» DATA TO PROCESS
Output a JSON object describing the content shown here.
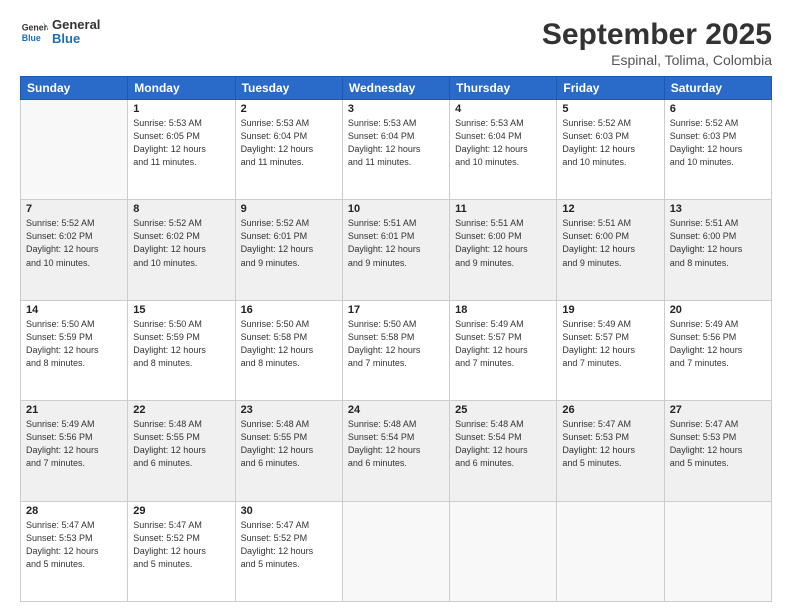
{
  "header": {
    "logo_general": "General",
    "logo_blue": "Blue",
    "month": "September 2025",
    "location": "Espinal, Tolima, Colombia"
  },
  "days_of_week": [
    "Sunday",
    "Monday",
    "Tuesday",
    "Wednesday",
    "Thursday",
    "Friday",
    "Saturday"
  ],
  "weeks": [
    {
      "shaded": false,
      "days": [
        {
          "num": "",
          "info": ""
        },
        {
          "num": "1",
          "info": "Sunrise: 5:53 AM\nSunset: 6:05 PM\nDaylight: 12 hours\nand 11 minutes."
        },
        {
          "num": "2",
          "info": "Sunrise: 5:53 AM\nSunset: 6:04 PM\nDaylight: 12 hours\nand 11 minutes."
        },
        {
          "num": "3",
          "info": "Sunrise: 5:53 AM\nSunset: 6:04 PM\nDaylight: 12 hours\nand 11 minutes."
        },
        {
          "num": "4",
          "info": "Sunrise: 5:53 AM\nSunset: 6:04 PM\nDaylight: 12 hours\nand 10 minutes."
        },
        {
          "num": "5",
          "info": "Sunrise: 5:52 AM\nSunset: 6:03 PM\nDaylight: 12 hours\nand 10 minutes."
        },
        {
          "num": "6",
          "info": "Sunrise: 5:52 AM\nSunset: 6:03 PM\nDaylight: 12 hours\nand 10 minutes."
        }
      ]
    },
    {
      "shaded": true,
      "days": [
        {
          "num": "7",
          "info": "Sunrise: 5:52 AM\nSunset: 6:02 PM\nDaylight: 12 hours\nand 10 minutes."
        },
        {
          "num": "8",
          "info": "Sunrise: 5:52 AM\nSunset: 6:02 PM\nDaylight: 12 hours\nand 10 minutes."
        },
        {
          "num": "9",
          "info": "Sunrise: 5:52 AM\nSunset: 6:01 PM\nDaylight: 12 hours\nand 9 minutes."
        },
        {
          "num": "10",
          "info": "Sunrise: 5:51 AM\nSunset: 6:01 PM\nDaylight: 12 hours\nand 9 minutes."
        },
        {
          "num": "11",
          "info": "Sunrise: 5:51 AM\nSunset: 6:00 PM\nDaylight: 12 hours\nand 9 minutes."
        },
        {
          "num": "12",
          "info": "Sunrise: 5:51 AM\nSunset: 6:00 PM\nDaylight: 12 hours\nand 9 minutes."
        },
        {
          "num": "13",
          "info": "Sunrise: 5:51 AM\nSunset: 6:00 PM\nDaylight: 12 hours\nand 8 minutes."
        }
      ]
    },
    {
      "shaded": false,
      "days": [
        {
          "num": "14",
          "info": "Sunrise: 5:50 AM\nSunset: 5:59 PM\nDaylight: 12 hours\nand 8 minutes."
        },
        {
          "num": "15",
          "info": "Sunrise: 5:50 AM\nSunset: 5:59 PM\nDaylight: 12 hours\nand 8 minutes."
        },
        {
          "num": "16",
          "info": "Sunrise: 5:50 AM\nSunset: 5:58 PM\nDaylight: 12 hours\nand 8 minutes."
        },
        {
          "num": "17",
          "info": "Sunrise: 5:50 AM\nSunset: 5:58 PM\nDaylight: 12 hours\nand 7 minutes."
        },
        {
          "num": "18",
          "info": "Sunrise: 5:49 AM\nSunset: 5:57 PM\nDaylight: 12 hours\nand 7 minutes."
        },
        {
          "num": "19",
          "info": "Sunrise: 5:49 AM\nSunset: 5:57 PM\nDaylight: 12 hours\nand 7 minutes."
        },
        {
          "num": "20",
          "info": "Sunrise: 5:49 AM\nSunset: 5:56 PM\nDaylight: 12 hours\nand 7 minutes."
        }
      ]
    },
    {
      "shaded": true,
      "days": [
        {
          "num": "21",
          "info": "Sunrise: 5:49 AM\nSunset: 5:56 PM\nDaylight: 12 hours\nand 7 minutes."
        },
        {
          "num": "22",
          "info": "Sunrise: 5:48 AM\nSunset: 5:55 PM\nDaylight: 12 hours\nand 6 minutes."
        },
        {
          "num": "23",
          "info": "Sunrise: 5:48 AM\nSunset: 5:55 PM\nDaylight: 12 hours\nand 6 minutes."
        },
        {
          "num": "24",
          "info": "Sunrise: 5:48 AM\nSunset: 5:54 PM\nDaylight: 12 hours\nand 6 minutes."
        },
        {
          "num": "25",
          "info": "Sunrise: 5:48 AM\nSunset: 5:54 PM\nDaylight: 12 hours\nand 6 minutes."
        },
        {
          "num": "26",
          "info": "Sunrise: 5:47 AM\nSunset: 5:53 PM\nDaylight: 12 hours\nand 5 minutes."
        },
        {
          "num": "27",
          "info": "Sunrise: 5:47 AM\nSunset: 5:53 PM\nDaylight: 12 hours\nand 5 minutes."
        }
      ]
    },
    {
      "shaded": false,
      "days": [
        {
          "num": "28",
          "info": "Sunrise: 5:47 AM\nSunset: 5:53 PM\nDaylight: 12 hours\nand 5 minutes."
        },
        {
          "num": "29",
          "info": "Sunrise: 5:47 AM\nSunset: 5:52 PM\nDaylight: 12 hours\nand 5 minutes."
        },
        {
          "num": "30",
          "info": "Sunrise: 5:47 AM\nSunset: 5:52 PM\nDaylight: 12 hours\nand 5 minutes."
        },
        {
          "num": "",
          "info": ""
        },
        {
          "num": "",
          "info": ""
        },
        {
          "num": "",
          "info": ""
        },
        {
          "num": "",
          "info": ""
        }
      ]
    }
  ]
}
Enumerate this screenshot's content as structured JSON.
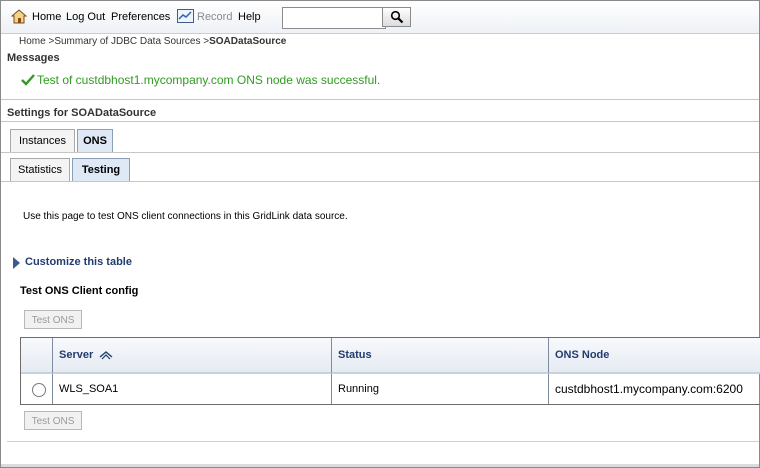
{
  "toolbar": {
    "home": "Home",
    "logout": "Log Out",
    "preferences": "Preferences",
    "record": "Record",
    "help": "Help",
    "search_placeholder": ""
  },
  "breadcrumb": {
    "home": "Home",
    "sep1": " >",
    "summary": "Summary of JDBC Data Sources",
    "sep2": " >",
    "current": "SOADataSource"
  },
  "messages": {
    "title": "Messages",
    "text": "Test of custdbhost1.mycompany.com ONS node was successful."
  },
  "settings_title": "Settings for SOADataSource",
  "tabs": [
    "Instances",
    "ONS"
  ],
  "subtabs": [
    "Statistics",
    "Testing"
  ],
  "description": "Use this page to test ONS client connections in this GridLink data source.",
  "customize": "Customize this table",
  "table": {
    "title": "Test ONS Client config",
    "button": "Test ONS",
    "columns": [
      "Server",
      "Status",
      "ONS Node"
    ],
    "rows": [
      [
        "WLS_SOA1",
        "Running",
        "custdbhost1.mycompany.com:6200"
      ]
    ]
  }
}
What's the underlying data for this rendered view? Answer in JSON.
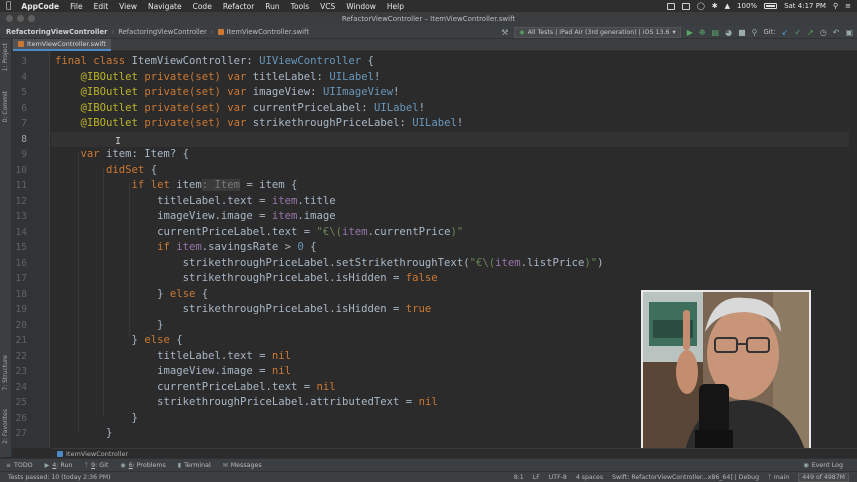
{
  "menubar": {
    "app": "AppCode",
    "items": [
      "File",
      "Edit",
      "View",
      "Navigate",
      "Code",
      "Refactor",
      "Run",
      "Tools",
      "VCS",
      "Window",
      "Help"
    ],
    "battery": "100%",
    "clock": "Sat 4:17 PM"
  },
  "window": {
    "title": "RefactorViewController – ItemViewController.swift"
  },
  "navbar": {
    "project": "RefactoringViewController",
    "folder": "RefactoringViewController",
    "file": "ItemViewController.swift",
    "scheme": "All Tests | iPad Air (3rd generation) | iOS 13.6",
    "git_label": "Git:"
  },
  "tabs": [
    {
      "label": "ItemViewController.swift"
    }
  ],
  "side_tools": {
    "project": "1: Project",
    "commit": "0: Commit",
    "structure": "7: Structure",
    "favorites": "2: Favorites"
  },
  "editor": {
    "line_numbers": [
      "3",
      "4",
      "5",
      "6",
      "7",
      "8",
      "9",
      "10",
      "11",
      "12",
      "13",
      "14",
      "15",
      "16",
      "17",
      "18",
      "19",
      "20",
      "21",
      "22",
      "23",
      "24",
      "25",
      "26",
      "27"
    ],
    "current_line_index": 5,
    "breadcrumb": "ItemViewController"
  },
  "code": {
    "l3": {
      "final": "final",
      "class": "class",
      "name": " ItemViewController: ",
      "super": "UIViewController",
      "brace": " {"
    },
    "iboutlet": "@IBOutlet",
    "private_set": "private(set)",
    "var": "var",
    "l4": {
      "name": " titleLabel: ",
      "type": "UILabel",
      "bang": "!"
    },
    "l5": {
      "name": " imageView: ",
      "type": "UIImageView",
      "bang": "!"
    },
    "l6": {
      "name": " currentPriceLabel: ",
      "type": "UILabel",
      "bang": "!"
    },
    "l7": {
      "name": " strikethroughPriceLabel: ",
      "type": "UILabel",
      "bang": "!"
    },
    "l9": {
      "name": " item: Item? {"
    },
    "l10": {
      "didset": "didSet",
      "brace": " {"
    },
    "l11": {
      "if": "if",
      "let": "let",
      "var": " item",
      "hint": ": Item",
      "rest": " = item {"
    },
    "l12": {
      "lhs": "titleLabel.text = ",
      "item": "item",
      "rest": ".title"
    },
    "l13": {
      "lhs": "imageView.image = ",
      "item": "item",
      "rest": ".image"
    },
    "l14": {
      "lhs": "currentPriceLabel.text = ",
      "str1": "\"€\\(",
      "item": "item",
      "rest": ".currentPrice",
      "str2": ")\""
    },
    "l15": {
      "if": "if",
      "item": " item",
      "rest": ".savingsRate > ",
      "num": "0",
      "brace": " {"
    },
    "l16": {
      "lhs": "strikethroughPriceLabel.setStrikethroughText(",
      "str1": "\"€\\(",
      "item": "item",
      "rest": ".listPrice",
      "str2": ")\"",
      "close": ")"
    },
    "l17": {
      "lhs": "strikethroughPriceLabel.isHidden = ",
      "val": "false"
    },
    "l18": {
      "pre": "} ",
      "else": "else",
      "post": " {"
    },
    "l19": {
      "lhs": "strikethroughPriceLabel.isHidden = ",
      "val": "true"
    },
    "l20": {
      "text": "}"
    },
    "l21": {
      "pre": "} ",
      "else": "else",
      "post": " {"
    },
    "l22": {
      "lhs": "titleLabel.text = ",
      "val": "nil"
    },
    "l23": {
      "lhs": "imageView.image = ",
      "val": "nil"
    },
    "l24": {
      "lhs": "currentPriceLabel.text = ",
      "val": "nil"
    },
    "l25": {
      "lhs": "strikethroughPriceLabel.attributedText = ",
      "val": "nil"
    },
    "l26": {
      "text": "}"
    },
    "l27": {
      "text": "}"
    }
  },
  "bottom_tools": [
    {
      "label": "TODO"
    },
    {
      "num": "4",
      "label": ": Run"
    },
    {
      "num": "9",
      "label": ": Git"
    },
    {
      "num": "6",
      "label": ": Problems"
    },
    {
      "label": "Terminal"
    },
    {
      "label": "Messages"
    }
  ],
  "event_log": "Event Log",
  "status": {
    "message": "Tests passed: 10 (today 2:36 PM)",
    "position": "8:1",
    "line_sep": "LF",
    "encoding": "UTF-8",
    "indent": "4 spaces",
    "context": "Swift: RefactorViewController...x86_64] | Debug",
    "branch": "main",
    "memory": "449 of 4987M"
  },
  "colors": {
    "keyword": "#cc7832",
    "type": "#6897bb",
    "annotation": "#bbb529",
    "property": "#9876aa",
    "string": "#6a8759",
    "default_text": "#a9b7c6",
    "background": "#2b2b2b"
  }
}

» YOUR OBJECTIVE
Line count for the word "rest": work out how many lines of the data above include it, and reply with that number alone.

» RESULT OF THIS EXERCISE
6